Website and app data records
******************************

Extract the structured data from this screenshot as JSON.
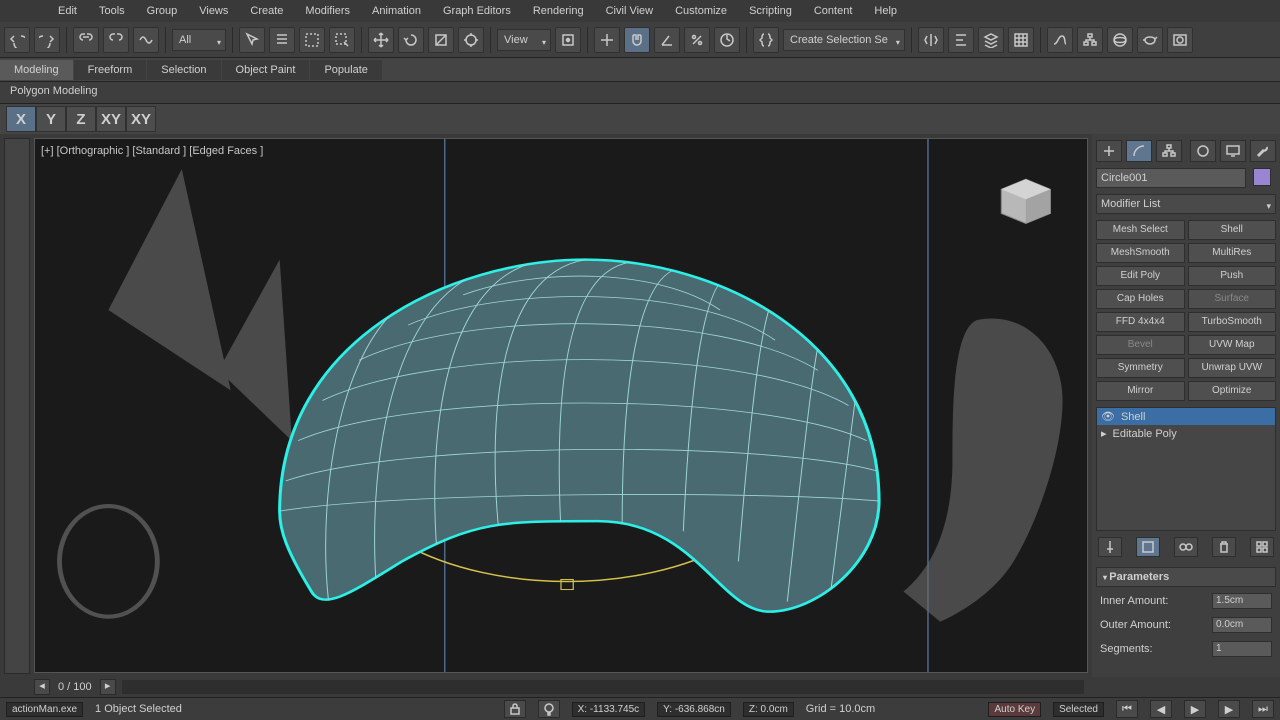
{
  "menus": [
    "Edit",
    "Tools",
    "Group",
    "Views",
    "Create",
    "Modifiers",
    "Animation",
    "Graph Editors",
    "Rendering",
    "Civil View",
    "Customize",
    "Scripting",
    "Content",
    "Help"
  ],
  "toolbar": {
    "combo1": "All",
    "combo2": "View",
    "combo3": "Create Selection Se"
  },
  "ribbon": {
    "tabs": [
      "Modeling",
      "Freeform",
      "Selection",
      "Object Paint",
      "Populate"
    ],
    "active": 0,
    "group": "Polygon Modeling"
  },
  "axis": [
    "X",
    "Y",
    "Z",
    "XY",
    "XY"
  ],
  "viewport": {
    "label": "[+] [Orthographic ] [Standard ] [Edged Faces ]"
  },
  "cmd": {
    "object_name": "Circle001",
    "modifier_list": "Modifier List",
    "mod_buttons": [
      [
        "Mesh Select",
        "Shell"
      ],
      [
        "MeshSmooth",
        "MultiRes"
      ],
      [
        "Edit Poly",
        "Push"
      ],
      [
        "Cap Holes",
        "Surface"
      ],
      [
        "FFD 4x4x4",
        "TurboSmooth"
      ],
      [
        "Bevel",
        "UVW Map"
      ],
      [
        "Symmetry",
        "Unwrap UVW"
      ],
      [
        "Mirror",
        "Optimize"
      ]
    ],
    "mod_dim": [
      "Surface",
      "Bevel"
    ],
    "stack": [
      {
        "name": "Shell",
        "sel": true,
        "eye": true,
        "exp": false
      },
      {
        "name": "Editable Poly",
        "sel": false,
        "eye": false,
        "exp": true
      }
    ],
    "rollout": "Parameters",
    "params": [
      {
        "label": "Inner Amount:",
        "value": "1.5cm"
      },
      {
        "label": "Outer Amount:",
        "value": "0.0cm"
      },
      {
        "label": "Segments:",
        "value": "1"
      }
    ]
  },
  "time": {
    "frame": "0 / 100"
  },
  "status": {
    "script": "actionMan.exe",
    "sel": "1 Object Selected",
    "x": "X: -1133.745c",
    "y": "Y: -636.868cn",
    "z": "Z: 0.0cm",
    "grid": "Grid = 10.0cm",
    "autokey": "Auto Key",
    "keymode": "Selected"
  }
}
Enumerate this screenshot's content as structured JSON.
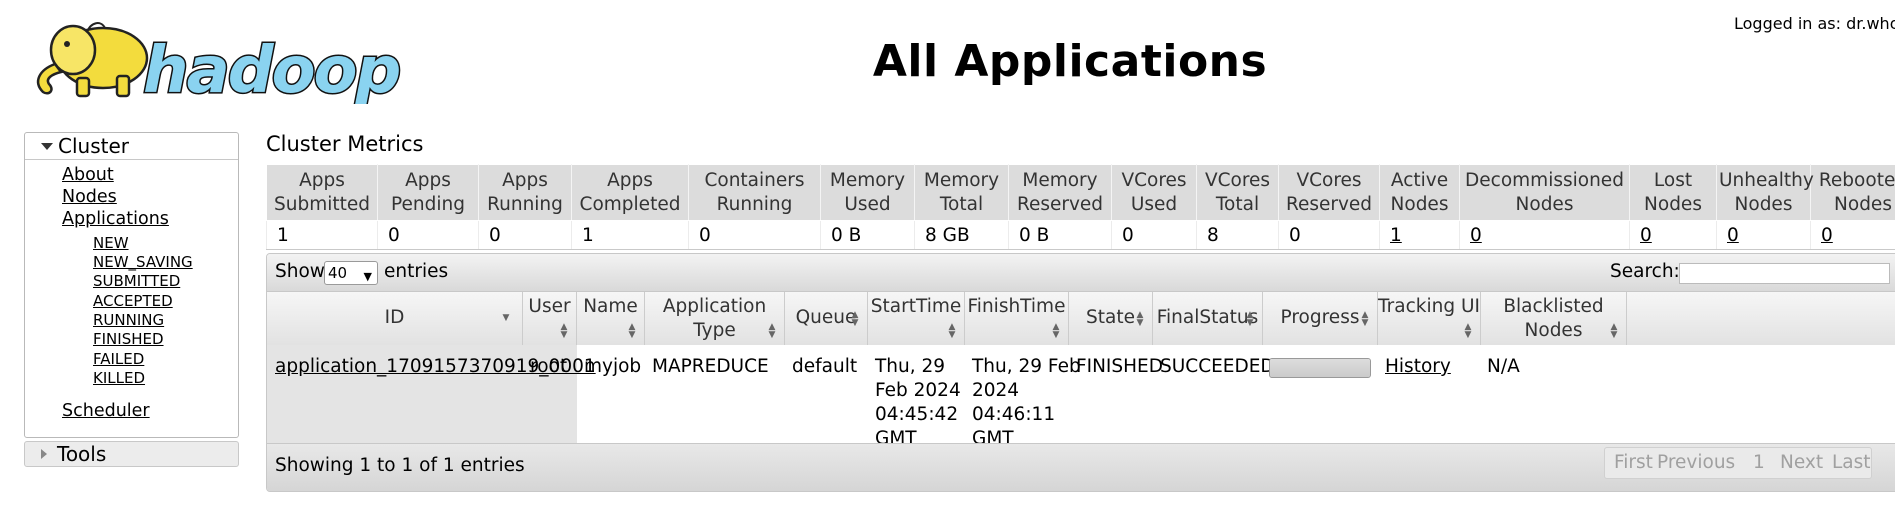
{
  "header": {
    "logo_text": "hadoop",
    "title": "All Applications",
    "logged_in": "Logged in as: dr.who"
  },
  "sidebar": {
    "cluster_label": "Cluster",
    "items": [
      {
        "label": "About"
      },
      {
        "label": "Nodes"
      },
      {
        "label": "Applications"
      }
    ],
    "app_states": [
      "NEW",
      "NEW_SAVING",
      "SUBMITTED",
      "ACCEPTED",
      "RUNNING",
      "FINISHED",
      "FAILED",
      "KILLED"
    ],
    "scheduler_label": "Scheduler",
    "tools_label": "Tools"
  },
  "metrics": {
    "title": "Cluster Metrics",
    "headers": [
      [
        "Apps",
        "Submitted"
      ],
      [
        "Apps",
        "Pending"
      ],
      [
        "Apps",
        "Running"
      ],
      [
        "Apps",
        "Completed"
      ],
      [
        "Containers",
        "Running"
      ],
      [
        "Memory",
        "Used"
      ],
      [
        "Memory",
        "Total"
      ],
      [
        "Memory",
        "Reserved"
      ],
      [
        "VCores",
        "Used"
      ],
      [
        "VCores",
        "Total"
      ],
      [
        "VCores",
        "Reserved"
      ],
      [
        "Active",
        "Nodes"
      ],
      [
        "Decommissioned",
        "Nodes"
      ],
      [
        "Lost",
        "Nodes"
      ],
      [
        "Unhealthy",
        "Nodes"
      ],
      [
        "Rebooted",
        "Nodes"
      ]
    ],
    "values": [
      "1",
      "0",
      "0",
      "1",
      "0",
      "0 B",
      "8 GB",
      "0 B",
      "0",
      "8",
      "0",
      "1",
      "0",
      "0",
      "0",
      "0"
    ]
  },
  "apps_table": {
    "show_label": "Show",
    "page_length": "40",
    "entries_label": "entries",
    "search_label": "Search:",
    "search_value": "",
    "columns": [
      [
        "ID"
      ],
      [
        "User"
      ],
      [
        "Name"
      ],
      [
        "Application Type"
      ],
      [
        "Queue"
      ],
      [
        "StartTime"
      ],
      [
        "FinishTime"
      ],
      [
        "State"
      ],
      [
        "FinalStatus"
      ],
      [
        "Progress"
      ],
      [
        "Tracking UI"
      ],
      [
        "Blacklisted",
        "Nodes"
      ]
    ],
    "rows": [
      {
        "id": "application_1709157370919_0001",
        "user": "root",
        "name": "myjob",
        "type": "MAPREDUCE",
        "queue": "default",
        "start": [
          "Thu, 29",
          "Feb 2024",
          "04:45:42",
          "GMT"
        ],
        "finish": [
          "Thu, 29 Feb",
          "2024",
          "04:46:11",
          "GMT"
        ],
        "state": "FINISHED",
        "final_status": "SUCCEEDED",
        "progress": 1.0,
        "tracking": "History",
        "blacklisted": "N/A"
      }
    ],
    "info": "Showing 1 to 1 of 1 entries",
    "pagination": {
      "first": "First",
      "previous": "Previous",
      "page": "1",
      "next": "Next",
      "last": "Last"
    }
  },
  "colors": {
    "logo_yellow": "#f5e04a",
    "logo_blue": "#7fd0ef",
    "header_gray": "#dcdcdc"
  }
}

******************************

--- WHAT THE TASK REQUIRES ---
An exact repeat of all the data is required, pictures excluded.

--- FINISHED EXERCISE ---
Extract the structured data from this screenshot as JSON.
{
  "menus": [
    "Edit",
    "Tools",
    "Group",
    "Views",
    "Create",
    "Modifiers",
    "Animation",
    "Graph Editors",
    "Rendering",
    "Civil View",
    "Customize",
    "Scripting",
    "Content",
    "Help"
  ],
  "toolbar": {
    "combo1": "All",
    "combo2": "View",
    "combo3": "Create Selection Se"
  },
  "ribbon": {
    "tabs": [
      "Modeling",
      "Freeform",
      "Selection",
      "Object Paint",
      "Populate"
    ],
    "active": 0,
    "group": "Polygon Modeling"
  },
  "axis": [
    "X",
    "Y",
    "Z",
    "XY",
    "XY"
  ],
  "viewport": {
    "label": "[+] [Orthographic ] [Standard ] [Edged Faces ]"
  },
  "cmd": {
    "object_name": "Circle001",
    "modifier_list": "Modifier List",
    "mod_buttons": [
      [
        "Mesh Select",
        "Shell"
      ],
      [
        "MeshSmooth",
        "MultiRes"
      ],
      [
        "Edit Poly",
        "Push"
      ],
      [
        "Cap Holes",
        "Surface"
      ],
      [
        "FFD 4x4x4",
        "TurboSmooth"
      ],
      [
        "Bevel",
        "UVW Map"
      ],
      [
        "Symmetry",
        "Unwrap UVW"
      ],
      [
        "Mirror",
        "Optimize"
      ]
    ],
    "mod_dim": [
      "Surface",
      "Bevel"
    ],
    "stack": [
      {
        "name": "Shell",
        "sel": true,
        "eye": true,
        "exp": false
      },
      {
        "name": "Editable Poly",
        "sel": false,
        "eye": false,
        "exp": true
      }
    ],
    "rollout": "Parameters",
    "params": [
      {
        "label": "Inner Amount:",
        "value": "1.5cm"
      },
      {
        "label": "Outer Amount:",
        "value": "0.0cm"
      },
      {
        "label": "Segments:",
        "value": "1"
      }
    ]
  },
  "time": {
    "frame": "0 / 100"
  },
  "status": {
    "script": "actionMan.exe",
    "sel": "1 Object Selected",
    "x": "X: -1133.745c",
    "y": "Y: -636.868cn",
    "z": "Z: 0.0cm",
    "grid": "Grid = 10.0cm",
    "autokey": "Auto Key",
    "keymode": "Selected"
  }
}
Enumerate this screenshot's content as structured JSON.
{
  "header": {
    "logo_text": "hadoop",
    "title": "All Applications",
    "logged_in": "Logged in as: dr.who"
  },
  "sidebar": {
    "cluster_label": "Cluster",
    "items": [
      {
        "label": "About"
      },
      {
        "label": "Nodes"
      },
      {
        "label": "Applications"
      }
    ],
    "app_states": [
      "NEW",
      "NEW_SAVING",
      "SUBMITTED",
      "ACCEPTED",
      "RUNNING",
      "FINISHED",
      "FAILED",
      "KILLED"
    ],
    "scheduler_label": "Scheduler",
    "tools_label": "Tools"
  },
  "metrics": {
    "title": "Cluster Metrics",
    "headers": [
      [
        "Apps",
        "Submitted"
      ],
      [
        "Apps",
        "Pending"
      ],
      [
        "Apps",
        "Running"
      ],
      [
        "Apps",
        "Completed"
      ],
      [
        "Containers",
        "Running"
      ],
      [
        "Memory",
        "Used"
      ],
      [
        "Memory",
        "Total"
      ],
      [
        "Memory",
        "Reserved"
      ],
      [
        "VCores",
        "Used"
      ],
      [
        "VCores",
        "Total"
      ],
      [
        "VCores",
        "Reserved"
      ],
      [
        "Active",
        "Nodes"
      ],
      [
        "Decommissioned",
        "Nodes"
      ],
      [
        "Lost",
        "Nodes"
      ],
      [
        "Unhealthy",
        "Nodes"
      ],
      [
        "Rebooted",
        "Nodes"
      ]
    ],
    "values": [
      "1",
      "0",
      "0",
      "1",
      "0",
      "0 B",
      "8 GB",
      "0 B",
      "0",
      "8",
      "0",
      "1",
      "0",
      "0",
      "0",
      "0"
    ]
  },
  "apps_table": {
    "show_label": "Show",
    "page_length": "40",
    "entries_label": "entries",
    "search_label": "Search:",
    "search_value": "",
    "columns": [
      [
        "ID"
      ],
      [
        "User"
      ],
      [
        "Name"
      ],
      [
        "Application Type"
      ],
      [
        "Queue"
      ],
      [
        "StartTime"
      ],
      [
        "FinishTime"
      ],
      [
        "State"
      ],
      [
        "FinalStatus"
      ],
      [
        "Progress"
      ],
      [
        "Tracking UI"
      ],
      [
        "Blacklisted",
        "Nodes"
      ]
    ],
    "rows": [
      {
        "id": "application_1709157370919_0001",
        "user": "root",
        "name": "myjob",
        "type": "MAPREDUCE",
        "queue": "default",
        "start": [
          "Thu, 29",
          "Feb 2024",
          "04:45:42",
          "GMT"
        ],
        "finish": [
          "Thu, 29 Feb",
          "2024",
          "04:46:11",
          "GMT"
        ],
        "state": "FINISHED",
        "final_status": "SUCCEEDED",
        "progress": 1.0,
        "tracking": "History",
        "blacklisted": "N/A"
      }
    ],
    "info": "Showing 1 to 1 of 1 entries",
    "pagination": {
      "first": "First",
      "previous": "Previous",
      "page": "1",
      "next": "Next",
      "last": "Last"
    }
  },
  "colors": {
    "logo_yellow": "#f5e04a",
    "logo_blue": "#7fd0ef",
    "header_gray": "#dcdcdc"
  }
}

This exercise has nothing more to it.